* Supplied material:
......

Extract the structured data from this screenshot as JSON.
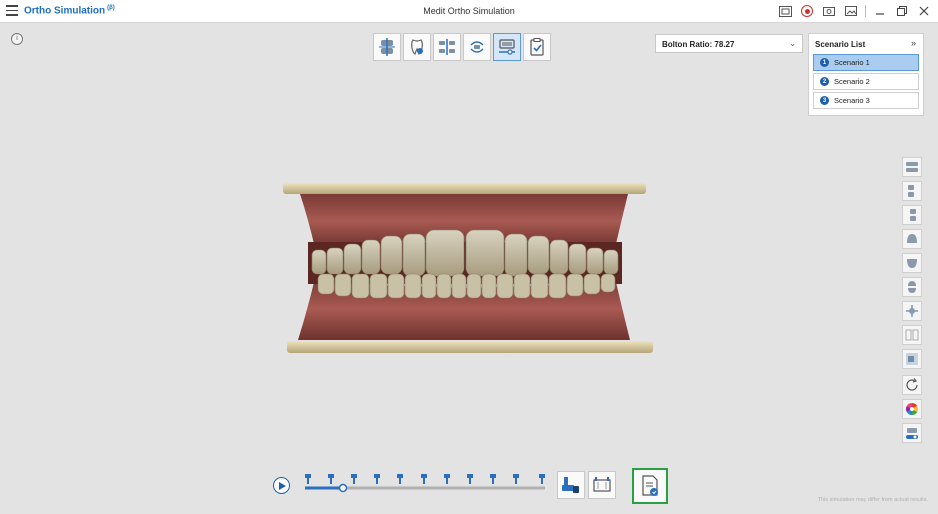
{
  "app": {
    "title": "Ortho Simulation",
    "badge": "(β)",
    "window_title": "Medit Ortho Simulation"
  },
  "toolbar": {
    "tools": [
      "arch-align-tool",
      "tooth-tool",
      "ipr-tool",
      "movement-tool",
      "stage-tool",
      "checklist-tool"
    ],
    "active": "stage-tool"
  },
  "bolton": {
    "label": "Bolton Ratio: 78.27"
  },
  "scenarios": {
    "title": "Scenario List",
    "items": [
      {
        "num": "1",
        "label": "Scenario 1",
        "selected": true
      },
      {
        "num": "2",
        "label": "Scenario 2",
        "selected": false
      },
      {
        "num": "3",
        "label": "Scenario 3",
        "selected": false
      }
    ]
  },
  "timeline": {
    "stages": 11,
    "current_stage": 1
  },
  "disclaimer": "This simulation may differ from actual results.",
  "colors": {
    "accent": "#1f6fc1",
    "selected": "#a9ccf0",
    "report_highlight": "#2aa044",
    "record": "#d32f2f"
  }
}
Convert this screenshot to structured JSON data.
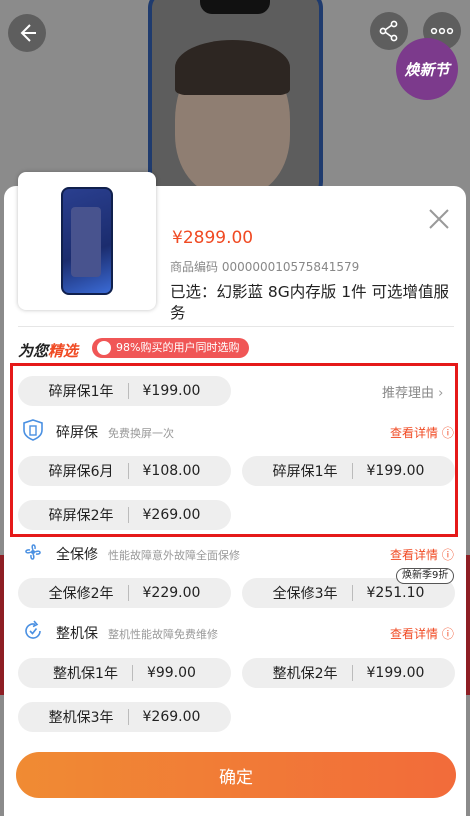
{
  "background": {
    "badge_text": "焕新节"
  },
  "product": {
    "price": "¥2899.00",
    "code": "商品编码 000000010575841579",
    "selected": "已选：幻影蓝  8G内存版  1件  可选增值服务"
  },
  "pick": {
    "title_part1": "为您",
    "title_part2": "精选",
    "pill": "98%购买的用户同时选购"
  },
  "recommended": {
    "name": "碎屏保1年",
    "price": "¥199.00",
    "reason": "推荐理由"
  },
  "services": [
    {
      "name": "碎屏保",
      "desc": "免费换屏一次",
      "detail": "查看详情",
      "options": [
        {
          "name": "碎屏保6月",
          "price": "¥108.00"
        },
        {
          "name": "碎屏保1年",
          "price": "¥199.00"
        },
        {
          "name": "碎屏保2年",
          "price": "¥269.00"
        }
      ]
    },
    {
      "name": "全保修",
      "desc": "性能故障意外故障全面保修",
      "detail": "查看详情",
      "options": [
        {
          "name": "全保修2年",
          "price": "¥229.00"
        },
        {
          "name": "全保修3年",
          "price": "¥251.10",
          "tag": "焕新季9折"
        }
      ]
    },
    {
      "name": "整机保",
      "desc": "整机性能故障免费维修",
      "detail": "查看详情",
      "options": [
        {
          "name": "整机保1年",
          "price": "¥99.00"
        },
        {
          "name": "整机保2年",
          "price": "¥199.00"
        },
        {
          "name": "整机保3年",
          "price": "¥269.00"
        }
      ]
    }
  ],
  "confirm_label": "确定",
  "icons": {
    "back": "back-arrow-icon",
    "share": "share-icon",
    "more": "more-icon",
    "close": "close-icon",
    "shield": "shield-icon",
    "fan": "fan-icon",
    "refresh": "refresh-icon",
    "flame": "flame-icon",
    "help": "help-icon"
  },
  "colors": {
    "accent": "#f04a23",
    "button_from": "#f08b33",
    "button_to": "#f26b3a",
    "highlight": "#e51919",
    "service_icon": "#4a90e2"
  }
}
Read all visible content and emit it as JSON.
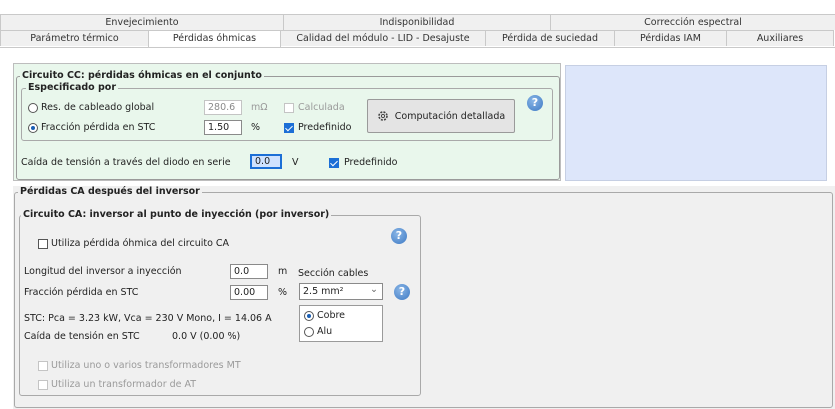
{
  "tabs_top": [
    "Envejecimiento",
    "Indisponibilidad",
    "Corrección espectral"
  ],
  "tabs_bottom": [
    {
      "label": "Parámetro térmico",
      "active": false
    },
    {
      "label": "Pérdidas óhmicas",
      "active": true
    },
    {
      "label": "Calidad del módulo - LID - Desajuste",
      "active": false
    },
    {
      "label": "Pérdida de suciedad",
      "active": false
    },
    {
      "label": "Pérdidas IAM",
      "active": false
    },
    {
      "label": "Auxiliares",
      "active": false
    }
  ],
  "dc": {
    "title": "Circuito CC: pérdidas óhmicas en el conjunto",
    "specified_title": "Especificado por",
    "res_global_label": "Res. de cableado global",
    "res_global_value": "280.6",
    "res_global_unit": "mΩ",
    "calculated_label": "Calculada",
    "fraction_label": "Fracción pérdida en STC",
    "fraction_value": "1.50",
    "fraction_unit": "%",
    "default_label": "Predefinido",
    "detailed_button": "Computación detallada",
    "diode_label": "Caída de tensión a través del diodo en serie",
    "diode_value": "0.0",
    "diode_unit": "V",
    "diode_default_label": "Predefinido",
    "colors": {
      "bg": "#e9f7ec",
      "side_panel": "#dde6fa"
    }
  },
  "ac": {
    "title": "Pérdidas CA después del inversor",
    "circuit_title": "Circuito CA: inversor al punto de inyección  (por inversor)",
    "use_ohmic_label": "Utiliza pérdida óhmica del circuito CA",
    "length_label": "Longitud del inversor a inyección",
    "length_value": "0.0",
    "length_unit": "m",
    "fraction_label": "Fracción pérdida en STC",
    "fraction_value": "0.00",
    "fraction_unit": "%",
    "section_label": "Sección cables",
    "section_value": "2.5 mm²",
    "stc_line": "STC: Pca = 3.23 kW,  Vca = 230 V Mono,  I = 14.06 A",
    "drop_label": "Caída de tensión en STC",
    "drop_value": "0.0 V  (0.00 %)",
    "copper_label": "Cobre",
    "aluminum_label": "Alu",
    "mt_label": "Utiliza uno o varios transformadores MT",
    "at_label": "Utiliza un transformador de AT"
  }
}
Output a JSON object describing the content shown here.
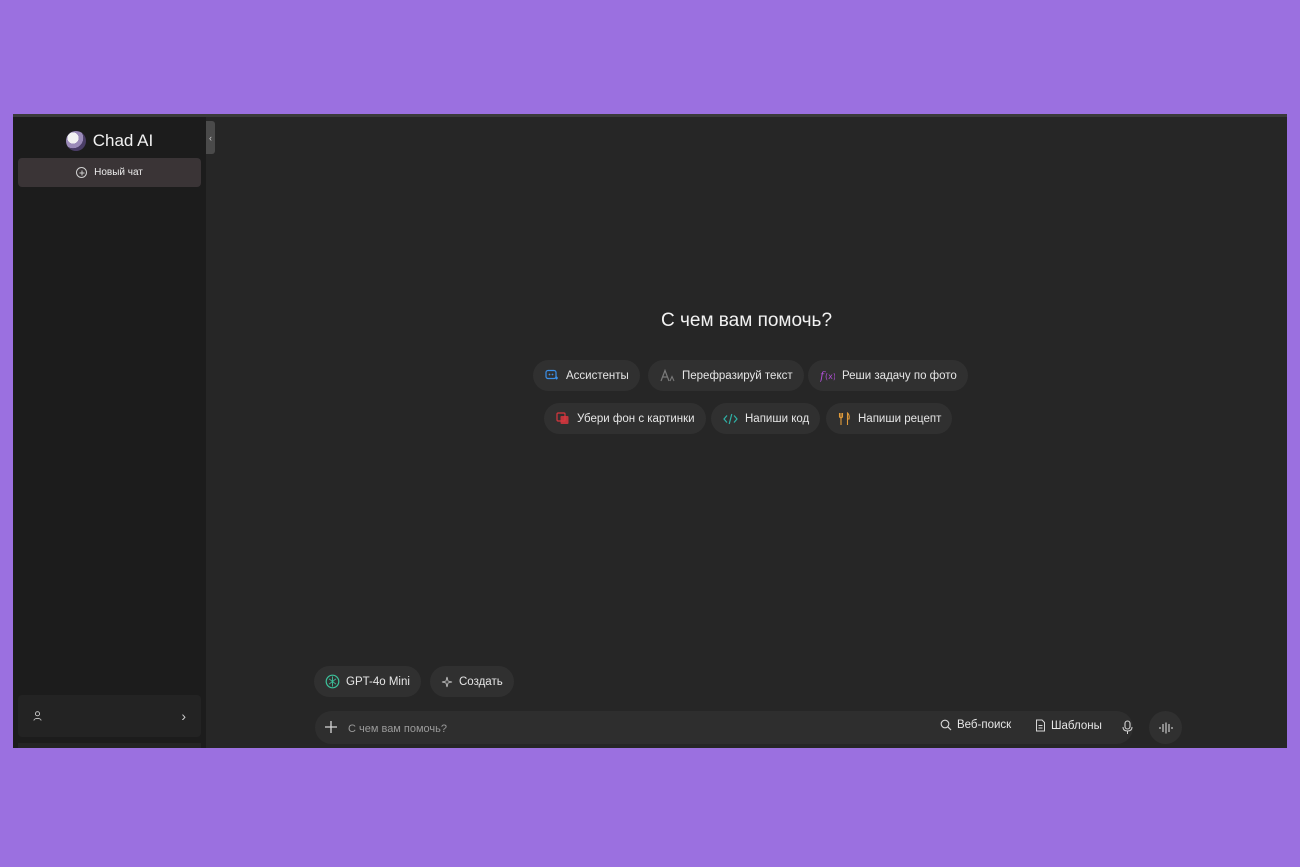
{
  "sidebar": {
    "brand_name": "Chad AI",
    "new_chat_label": "Новый чат",
    "collapse_glyph": "‹",
    "user_chevron": "›"
  },
  "main": {
    "heading": "С чем вам помочь?",
    "suggestions": [
      {
        "label": "Ассистенты",
        "icon": "assistant-icon",
        "color": "#3b8fe8"
      },
      {
        "label": "Перефразируй текст",
        "icon": "text-style-icon",
        "color": "#777777"
      },
      {
        "label": "Реши задачу по фото",
        "icon": "function-icon",
        "color": "#b04fd6"
      },
      {
        "label": "Убери фон с картинки",
        "icon": "remove-background-icon",
        "color": "#d9363e"
      },
      {
        "label": "Напиши код",
        "icon": "code-icon",
        "color": "#2fb3a8"
      },
      {
        "label": "Напиши рецепт",
        "icon": "cutlery-icon",
        "color": "#e09a3a"
      }
    ]
  },
  "composer": {
    "model_label": "GPT-4o Mini",
    "create_label": "Создать",
    "placeholder": "С чем вам помочь?",
    "web_search_label": "Веб-поиск",
    "templates_label": "Шаблоны"
  },
  "colors": {
    "page_background": "#9b70e0",
    "app_background": "#262626",
    "sidebar_background": "#1c1c1c",
    "new_chat_background": "#3a3436",
    "model_icon_color": "#3cc29b"
  }
}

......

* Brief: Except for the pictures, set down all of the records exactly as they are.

* Written solution:
Extract the structured data from this screenshot as JSON.
{
  "app": {
    "title": "Ortho Simulation",
    "badge": "(β)",
    "window_title": "Medit Ortho Simulation"
  },
  "toolbar": {
    "tools": [
      "arch-align-tool",
      "tooth-tool",
      "ipr-tool",
      "movement-tool",
      "stage-tool",
      "checklist-tool"
    ],
    "active": "stage-tool"
  },
  "bolton": {
    "label": "Bolton Ratio: 78.27"
  },
  "scenarios": {
    "title": "Scenario List",
    "items": [
      {
        "num": "1",
        "label": "Scenario 1",
        "selected": true
      },
      {
        "num": "2",
        "label": "Scenario 2",
        "selected": false
      },
      {
        "num": "3",
        "label": "Scenario 3",
        "selected": false
      }
    ]
  },
  "timeline": {
    "stages": 11,
    "current_stage": 1
  },
  "disclaimer": "This simulation may differ from actual results.",
  "colors": {
    "accent": "#1f6fc1",
    "selected": "#a9ccf0",
    "report_highlight": "#2aa044",
    "record": "#d32f2f"
  }
}
Convert this screenshot to structured JSON data.
{
  "background": {
    "badge_text": "焕新节"
  },
  "product": {
    "price": "¥2899.00",
    "code": "商品编码 000000010575841579",
    "selected": "已选：幻影蓝  8G内存版  1件  可选增值服务"
  },
  "pick": {
    "title_part1": "为您",
    "title_part2": "精选",
    "pill": "98%购买的用户同时选购"
  },
  "recommended": {
    "name": "碎屏保1年",
    "price": "¥199.00",
    "reason": "推荐理由"
  },
  "services": [
    {
      "name": "碎屏保",
      "desc": "免费换屏一次",
      "detail": "查看详情",
      "options": [
        {
          "name": "碎屏保6月",
          "price": "¥108.00"
        },
        {
          "name": "碎屏保1年",
          "price": "¥199.00"
        },
        {
          "name": "碎屏保2年",
          "price": "¥269.00"
        }
      ]
    },
    {
      "name": "全保修",
      "desc": "性能故障意外故障全面保修",
      "detail": "查看详情",
      "options": [
        {
          "name": "全保修2年",
          "price": "¥229.00"
        },
        {
          "name": "全保修3年",
          "price": "¥251.10",
          "tag": "焕新季9折"
        }
      ]
    },
    {
      "name": "整机保",
      "desc": "整机性能故障免费维修",
      "detail": "查看详情",
      "options": [
        {
          "name": "整机保1年",
          "price": "¥99.00"
        },
        {
          "name": "整机保2年",
          "price": "¥199.00"
        },
        {
          "name": "整机保3年",
          "price": "¥269.00"
        }
      ]
    }
  ],
  "confirm_label": "确定",
  "icons": {
    "back": "back-arrow-icon",
    "share": "share-icon",
    "more": "more-icon",
    "close": "close-icon",
    "shield": "shield-icon",
    "fan": "fan-icon",
    "refresh": "refresh-icon",
    "flame": "flame-icon",
    "help": "help-icon"
  },
  "colors": {
    "accent": "#f04a23",
    "button_from": "#f08b33",
    "button_to": "#f26b3a",
    "highlight": "#e51919",
    "service_icon": "#4a90e2"
  }
}
Read all visible content and emit it as JSON.
{
  "tabs_top": [
    "Envejecimiento",
    "Indisponibilidad",
    "Corrección espectral"
  ],
  "tabs_bottom": [
    {
      "label": "Parámetro térmico",
      "active": false
    },
    {
      "label": "Pérdidas óhmicas",
      "active": true
    },
    {
      "label": "Calidad del módulo - LID - Desajuste",
      "active": false
    },
    {
      "label": "Pérdida de suciedad",
      "active": false
    },
    {
      "label": "Pérdidas IAM",
      "active": false
    },
    {
      "label": "Auxiliares",
      "active": false
    }
  ],
  "dc": {
    "title": "Circuito CC: pérdidas óhmicas en el conjunto",
    "specified_title": "Especificado por",
    "res_global_label": "Res. de cableado global",
    "res_global_value": "280.6",
    "res_global_unit": "mΩ",
    "calculated_label": "Calculada",
    "fraction_label": "Fracción pérdida en STC",
    "fraction_value": "1.50",
    "fraction_unit": "%",
    "default_label": "Predefinido",
    "detailed_button": "Computación detallada",
    "diode_label": "Caída de tensión a través del diodo en serie",
    "diode_value": "0.0",
    "diode_unit": "V",
    "diode_default_label": "Predefinido",
    "colors": {
      "bg": "#e9f7ec",
      "side_panel": "#dde6fa"
    }
  },
  "ac": {
    "title": "Pérdidas CA después del inversor",
    "circuit_title": "Circuito CA: inversor al punto de inyección  (por inversor)",
    "use_ohmic_label": "Utiliza pérdida óhmica del circuito CA",
    "length_label": "Longitud del inversor a inyección",
    "length_value": "0.0",
    "length_unit": "m",
    "fraction_label": "Fracción pérdida en STC",
    "fraction_value": "0.00",
    "fraction_unit": "%",
    "section_label": "Sección cables",
    "section_value": "2.5 mm²",
    "stc_line": "STC: Pca = 3.23 kW,  Vca = 230 V Mono,  I = 14.06 A",
    "drop_label": "Caída de tensión en STC",
    "drop_value": "0.0 V  (0.00 %)",
    "copper_label": "Cobre",
    "aluminum_label": "Alu",
    "mt_label": "Utiliza uno o varios transformadores MT",
    "at_label": "Utiliza un transformador de AT"
  }
}
Output a JSON object describing the content shown here.
{
  "sidebar": {
    "brand_name": "Chad AI",
    "new_chat_label": "Новый чат",
    "collapse_glyph": "‹",
    "user_chevron": "›"
  },
  "main": {
    "heading": "С чем вам помочь?",
    "suggestions": [
      {
        "label": "Ассистенты",
        "icon": "assistant-icon",
        "color": "#3b8fe8"
      },
      {
        "label": "Перефразируй текст",
        "icon": "text-style-icon",
        "color": "#777777"
      },
      {
        "label": "Реши задачу по фото",
        "icon": "function-icon",
        "color": "#b04fd6"
      },
      {
        "label": "Убери фон с картинки",
        "icon": "remove-background-icon",
        "color": "#d9363e"
      },
      {
        "label": "Напиши код",
        "icon": "code-icon",
        "color": "#2fb3a8"
      },
      {
        "label": "Напиши рецепт",
        "icon": "cutlery-icon",
        "color": "#e09a3a"
      }
    ]
  },
  "composer": {
    "model_label": "GPT-4o Mini",
    "create_label": "Создать",
    "placeholder": "С чем вам помочь?",
    "web_search_label": "Веб-поиск",
    "templates_label": "Шаблоны"
  },
  "colors": {
    "page_background": "#9b70e0",
    "app_background": "#262626",
    "sidebar_background": "#1c1c1c",
    "new_chat_background": "#3a3436",
    "model_icon_color": "#3cc29b"
  }
}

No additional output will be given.